Fashion Trends and the Regency Era
Napoleonic Wars: The early 19th century, during the Napoleonic Wars, saw the rise of the Empire silhouette. High waistlines, flowing fabrics, and classical influences in dress were seen as a patriotic response to the conflict.
The Renaissance and Its Fashion Impact
The Renaissance: The Renaissance period marked a revival of classical art and mens fashion tips culture. Fashion echoed this revival with sumptuous fabrics, rich colors, and intricate details. The silhouette emphasized a natural waist and flowing lines, inspired by the drapery of classical statues.
The Victorian Era and Its Fashion Legacy
Queen Victoria’s Reign: Queen Victoria’s reign in the 19th century left an indelible mark on fashion. Her wedding to Prince Albert in 1840 popularized the white wedding dress, a tradition that continues to this day. The Victorian era was characterized by modesty, corsets, and the use of intricate fabrics and embellishments.
The French Revolution’s Impact on Fashion
The French Revolution: The French Revolution had a revolutionary impact on womens summer outfits. The extravagant styles of the aristocracy were replaced by simpler, more practical attire. The “tricolor” flag of the revolution—blue, white, and red—became a popular color scheme in clothing.

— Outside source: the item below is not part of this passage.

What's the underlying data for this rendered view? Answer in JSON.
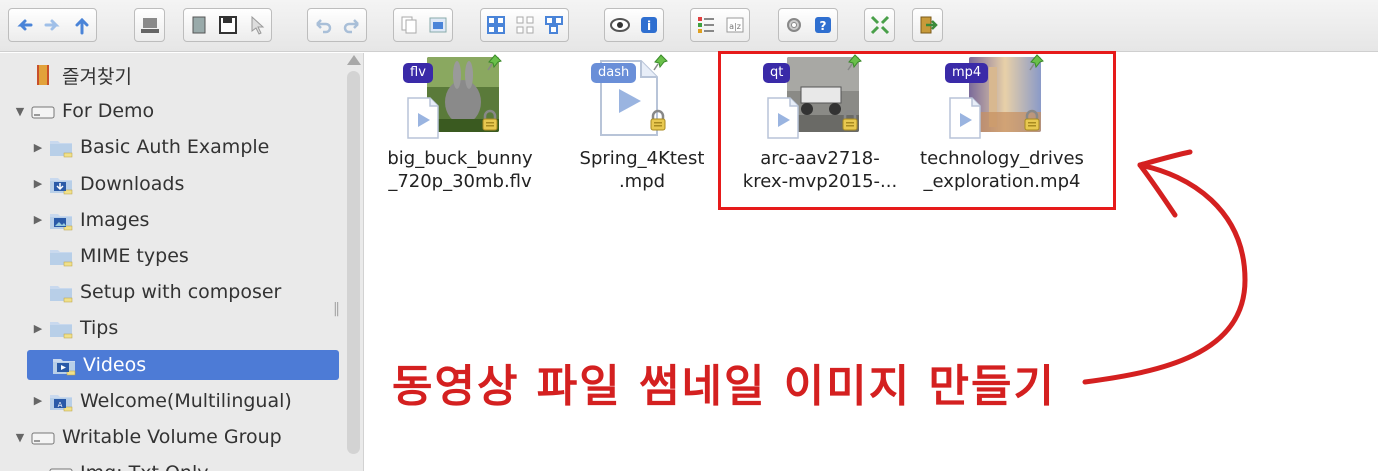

Fashion Trends and Ancient Civilizations
Ancient Egypt: Ancient Egyptian fashion was influenced by the climate and culture of the Nile Valley. Flowing linen garments, elaborate jewelry, and headdresses were common, reflecting both practicality and symbolism.
Ancient Greece: The ancient Greeks valued simplicity and harmony in fashion. The toga, chiton, and peplos were common garments. Greek fashion influenced later Roman and Western styles, seen in draped dresses and tunics.
Ancient Rome: The Romans were known for their toga-wearing tradition, but they also adopted and adapted styles from other cultures they encountered through conquest, such as the draped clothing of the Greeks.
The Influence of Historical Icons
The Impact of Royalty
Queen Elizabeth I: Queen Elizabeth I’s Tudor era reign (late 16th century) influenced affordable luxury brands with her high ruffled collars, ornate gowns, and use of luxurious fabrics. Her style was emulated by the upper classes.
Marie Antoinette: The extravagant fashion of Marie Antoinette, the Queen of France during the late 18th century, set trends in Europe. Her love for elaborate hairstyles and voluminous dresses contributed to the opulent fashion of the time.
Hollywood and Cultural Icons
Audrey Hepburn: The elegance and simplicity of Audrey Hepburn’s style in the 1950s and 60s continue to inspire women’s fashion. The little black dress, oversized sunglasses, and ballet flats are iconic elements of her look.
James Dean: The rebel style of James Dean in the 1950s, with his leather jackets and white T-shirts, symbolized youth rebellion and influenced the emergence of the “bad boy” fashion archetype.
Historical Period Revivals
Nostalgia and Fashion Revivals
1980s and 1990s Revivals: Nostalgia for the 1980s and 1990s has led to revivals of bold, colorful, and eccentric ethical clothing brands trends from these decades. Think neon colors, scrunchies, and oversized blazers.
Victorian Revival: Periodic revivals of Victorian-inspired fashion elements, such as lace, high collars, and corsets, occur in the world of fashion, often in the form of “steampunk” or gothic styles.
The interplay between historical events and fashion trends is a testament to the enduring and dynamic nature of fashion. Styles evolve, but history’s imprint remains. Fashion continues to be a reflection of society’s values, aspirations, and challenges. As we move forward, we can expect history to continue weaving its threads into the fabric of sustainable clothing brands, ensuring that the clothing we wear remains a rich tapestry of our collective past and present.